Penny Harter

Penny Harter

Title poem from Lizard Light: Poems From the Earth:


Lizard Light

The lizard on our sidewalk
has no tail again; by tomorrow
a new tail will be budding
from the blunt stump, while
in the yard's tall grasses
ants will share the piece
our cat abandoned.

Each month the moon is a lizard,
angles of sunlight biting it down
and giving it back until someday
the sun goes dark.

If my limbs were stars
they would burn across light years,
their fire still living
no matter when they sputtered down
to bone and ash;

but now I guard this lizard
who plays dead between my feet,
the light already shining
from its wound.



Title poem from Recycling Starlight:


Recycling Starlight

Is this your destination—the ashes
that were you first sinking back
into damp soil, as if Eden were
a holy compost pile, then spiraling,
invisible, out of that mix into
the gaseous fire of a nascent star?

We often spoke of being recycled,
of how our very molecules were
just visiting.
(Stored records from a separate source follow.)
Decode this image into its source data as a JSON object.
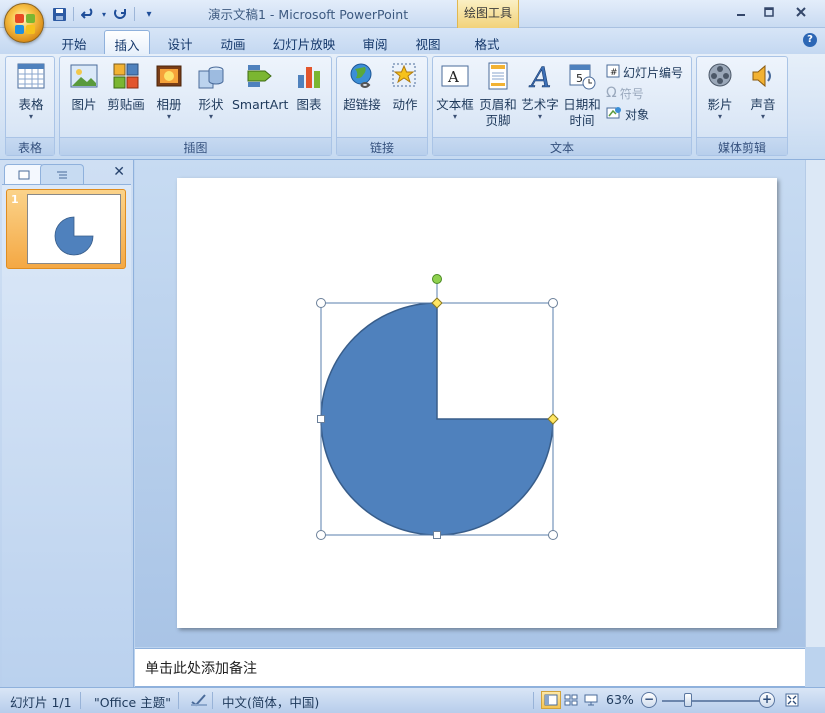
{
  "window": {
    "title": "演示文稿1 - Microsoft PowerPoint",
    "context_tab": "绘图工具"
  },
  "qat": {
    "icons": [
      "save-icon",
      "undo-icon",
      "redo-icon",
      "customize-qat-icon"
    ]
  },
  "tabs": [
    {
      "label": "开始"
    },
    {
      "label": "插入",
      "active": true
    },
    {
      "label": "设计"
    },
    {
      "label": "动画"
    },
    {
      "label": "幻灯片放映"
    },
    {
      "label": "审阅"
    },
    {
      "label": "视图"
    },
    {
      "label": "格式"
    }
  ],
  "ribbon": {
    "groups": {
      "tables": "表格",
      "illustrations": "插图",
      "links": "链接",
      "text": "文本",
      "media": "媒体剪辑"
    },
    "buttons": {
      "table": "表格",
      "picture": "图片",
      "clipart": "剪贴画",
      "album": "相册",
      "shapes": "形状",
      "smartart": "SmartArt",
      "chart": "图表",
      "hyperlink": "超链接",
      "action": "动作",
      "textbox": "文本框",
      "header_footer_1": "页眉和",
      "header_footer_2": "页脚",
      "wordart": "艺术字",
      "datetime_1": "日期和",
      "datetime_2": "时间",
      "slide_number": "幻灯片编号",
      "symbol": "符号",
      "object": "对象",
      "movie": "影片",
      "sound": "声音"
    }
  },
  "slide_pane": {
    "slide_number": "1"
  },
  "notes": {
    "placeholder": "单击此处添加备注"
  },
  "status": {
    "slide_info": "幻灯片 1/1",
    "theme": "\"Office 主题\"",
    "language": "中文(简体，中国)",
    "zoom": "63%",
    "zoom_percent": 63
  },
  "colors": {
    "shape_fill": "#4f81bd",
    "shape_stroke": "#385d8a",
    "selection_handle": "#ffffff",
    "adjust_handle": "#ffe664",
    "rotate_handle": "#8fd14f"
  }
}
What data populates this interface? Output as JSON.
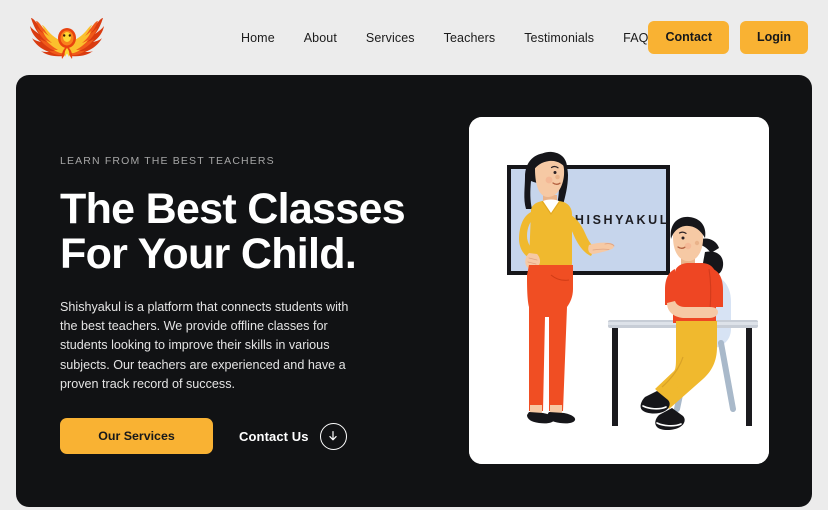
{
  "brand": {
    "logo_icon": "phoenix-wings-logo",
    "colors": {
      "flame_outer": "#d93b10",
      "flame_mid": "#f05a1a",
      "flame_inner": "#fbc02d"
    }
  },
  "nav": {
    "links": [
      {
        "label": "Home"
      },
      {
        "label": "About"
      },
      {
        "label": "Services"
      },
      {
        "label": "Teachers"
      },
      {
        "label": "Testimonials"
      },
      {
        "label": "FAQ"
      }
    ],
    "contact_button": "Contact",
    "login_button": "Login"
  },
  "hero": {
    "eyebrow": "LEARN FROM THE BEST TEACHERS",
    "headline": "The Best Classes For Your Child.",
    "subcopy": "Shishyakul is a platform that connects students with the best teachers. We provide offline classes for students looking to improve their skills in various subjects. Our teachers are experienced and have a proven track record of success.",
    "primary_cta": "Our Services",
    "secondary_cta": "Contact Us",
    "secondary_cta_icon": "arrow-down-circle-icon"
  },
  "illustration": {
    "alt": "teacher-pointing-at-whiteboard-with-seated-student",
    "whiteboard_text": "SHISHYAKUL",
    "figures": [
      {
        "role": "teacher",
        "shirt": "#f0b92e",
        "pants": "#f04e23",
        "hair": "#16161a",
        "shoes": "#16161a"
      },
      {
        "role": "student",
        "shirt": "#ee4623",
        "pants": "#f0b92e",
        "hair": "#16161a",
        "shoes": "#16161a"
      }
    ]
  },
  "theme": {
    "page_bg": "#ececec",
    "hero_bg": "#111214",
    "accent": "#f9b233",
    "card_bg": "#ffffff",
    "whiteboard_fill": "#c6d5ec",
    "whiteboard_border": "#16161a",
    "chair_fill": "#d7e3f4",
    "desk_top": "#c7cdd6",
    "skin": "#f6c9a4"
  }
}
We affirmed the old
adage, Nothing is ever lost,
as we sat across from one another,
our computer screens flickering on
and off.
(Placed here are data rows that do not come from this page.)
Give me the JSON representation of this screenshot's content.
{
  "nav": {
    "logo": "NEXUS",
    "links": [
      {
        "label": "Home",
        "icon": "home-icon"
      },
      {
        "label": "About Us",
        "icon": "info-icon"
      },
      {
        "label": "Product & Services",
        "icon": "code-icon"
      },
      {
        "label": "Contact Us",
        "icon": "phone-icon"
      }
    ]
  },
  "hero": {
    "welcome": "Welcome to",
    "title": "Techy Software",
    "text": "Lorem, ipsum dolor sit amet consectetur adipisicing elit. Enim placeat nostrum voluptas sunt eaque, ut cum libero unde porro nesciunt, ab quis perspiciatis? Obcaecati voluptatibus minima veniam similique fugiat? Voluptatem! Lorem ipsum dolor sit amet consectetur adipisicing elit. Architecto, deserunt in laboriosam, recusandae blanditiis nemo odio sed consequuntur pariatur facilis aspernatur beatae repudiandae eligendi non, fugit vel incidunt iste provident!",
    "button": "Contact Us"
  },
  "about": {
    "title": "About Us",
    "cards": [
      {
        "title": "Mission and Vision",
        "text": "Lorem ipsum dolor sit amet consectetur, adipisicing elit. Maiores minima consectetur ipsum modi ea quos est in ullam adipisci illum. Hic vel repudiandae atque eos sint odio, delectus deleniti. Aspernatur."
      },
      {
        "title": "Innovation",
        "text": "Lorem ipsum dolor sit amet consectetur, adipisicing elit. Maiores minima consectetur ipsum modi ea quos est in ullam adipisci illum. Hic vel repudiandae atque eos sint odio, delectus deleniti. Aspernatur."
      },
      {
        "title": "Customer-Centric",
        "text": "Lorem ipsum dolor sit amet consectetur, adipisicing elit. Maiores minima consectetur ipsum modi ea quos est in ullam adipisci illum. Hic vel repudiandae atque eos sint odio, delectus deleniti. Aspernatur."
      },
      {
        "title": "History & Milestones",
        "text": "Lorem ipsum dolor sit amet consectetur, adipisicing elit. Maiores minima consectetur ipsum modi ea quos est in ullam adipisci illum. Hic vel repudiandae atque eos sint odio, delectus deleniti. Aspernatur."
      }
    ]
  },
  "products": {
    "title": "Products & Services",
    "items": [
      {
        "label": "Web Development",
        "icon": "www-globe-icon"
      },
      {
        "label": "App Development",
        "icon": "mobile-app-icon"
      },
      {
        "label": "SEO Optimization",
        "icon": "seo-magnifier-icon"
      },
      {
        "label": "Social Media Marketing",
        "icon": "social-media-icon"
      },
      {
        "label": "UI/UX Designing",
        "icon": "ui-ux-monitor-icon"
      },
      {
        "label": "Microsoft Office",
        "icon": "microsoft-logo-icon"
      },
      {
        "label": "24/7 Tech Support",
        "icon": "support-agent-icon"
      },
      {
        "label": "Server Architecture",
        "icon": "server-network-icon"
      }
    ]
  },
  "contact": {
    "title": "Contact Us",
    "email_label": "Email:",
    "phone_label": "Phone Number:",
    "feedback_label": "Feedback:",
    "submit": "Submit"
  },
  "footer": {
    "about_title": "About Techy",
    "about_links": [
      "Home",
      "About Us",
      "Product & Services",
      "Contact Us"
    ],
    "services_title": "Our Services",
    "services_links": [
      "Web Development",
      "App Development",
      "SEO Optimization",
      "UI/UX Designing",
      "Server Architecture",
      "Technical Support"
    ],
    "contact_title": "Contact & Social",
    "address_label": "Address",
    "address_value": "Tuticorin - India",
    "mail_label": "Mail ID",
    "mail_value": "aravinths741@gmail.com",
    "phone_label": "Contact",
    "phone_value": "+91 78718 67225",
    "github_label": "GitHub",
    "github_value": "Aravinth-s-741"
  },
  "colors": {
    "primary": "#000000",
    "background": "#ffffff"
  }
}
This morning, in my new life
without you, the mulch is pungent
in the flowerbed under my window,
the sky gray and promising rain.

And I wonder—as I breathe
in the fertile air rising
from this garden that waits
for the sun to do its work—
if I’m inhaling you.



Title poem from collection of haibun, One Bowl:


One Bowl

As I load the dishwasher this evening, I think about how it would be to have one bowl, one fork, one spoon, one knife, one cup . . . and one small shelf to keep them on. Washing these by hand after each use, I would raise each piece to the light to contemplate its shining singularity.

One bowl—cupped hands. Which bowl would I choose from the many I possess? A small bowl my late husband bought at a private school crafts fair thirty-five years ago, its form born from a student shaping clay on a wheel. Brown lines criss-cross its white glaze, triangles circling the rim.

One bowl, one spiral on a potter’s wheel, one orbit of a planet round its host, pulling the spectra of a star’s gaseous fire from red to blue, and back. One bowl, one arm of the Milky Way slowly wheeling through the unfinished round of the sky in the iris of your eye. One . . .

winter hive—
the cluster of bees



Poem from The Beastie Book--for the letter "U":



The Umfillumpticus can fly
above the summer trees.
She spreads her sunlit scarlet wings
and drifts upon the breeze.

But she’s very scared of lightning,
and thunder makes her jumpy.
She doesn’t even like the rain
because it makes her grumpy.

So when a sudden thunderstorm
with lightning rumbles by,
she goes back to her deepest nest
and covers both her eyes.

If you should find her in a tree,
hiding from the thunder,
get your umbrella from the porch
and please invite her under.




And now a few new poems, including the title poem (another haibun) from my in-process book The Great Blue:


The Great Blue

Perched on a piling in the cove a great blue heron stares into the shallow waters, waiting to spear mullet. I stare at him, then lose myself in the web of sea-grasses that ripples just under the surface. Sunlight owns this water, and schools of mullet carry it as they dart by.

warm, your hand
in mine as we hold on
against the tide

Earlier, a migrating flock of white pelicans passed high overhead, their spiral quickly fading to a tracery against the distant blue.

finding every day
your handwriting on scraps
that escaped recycling—
what would you say now,
love, and in what tongue?

Let us praise the heron’s motionless poise, the weaving dance of sea grass, the quicksilver glimmers of tiny fish, the scribbles migrating pelicans give to the sky. They need no translation.

young again
in last night's dream
a shooting star

by for
find me on and follow me on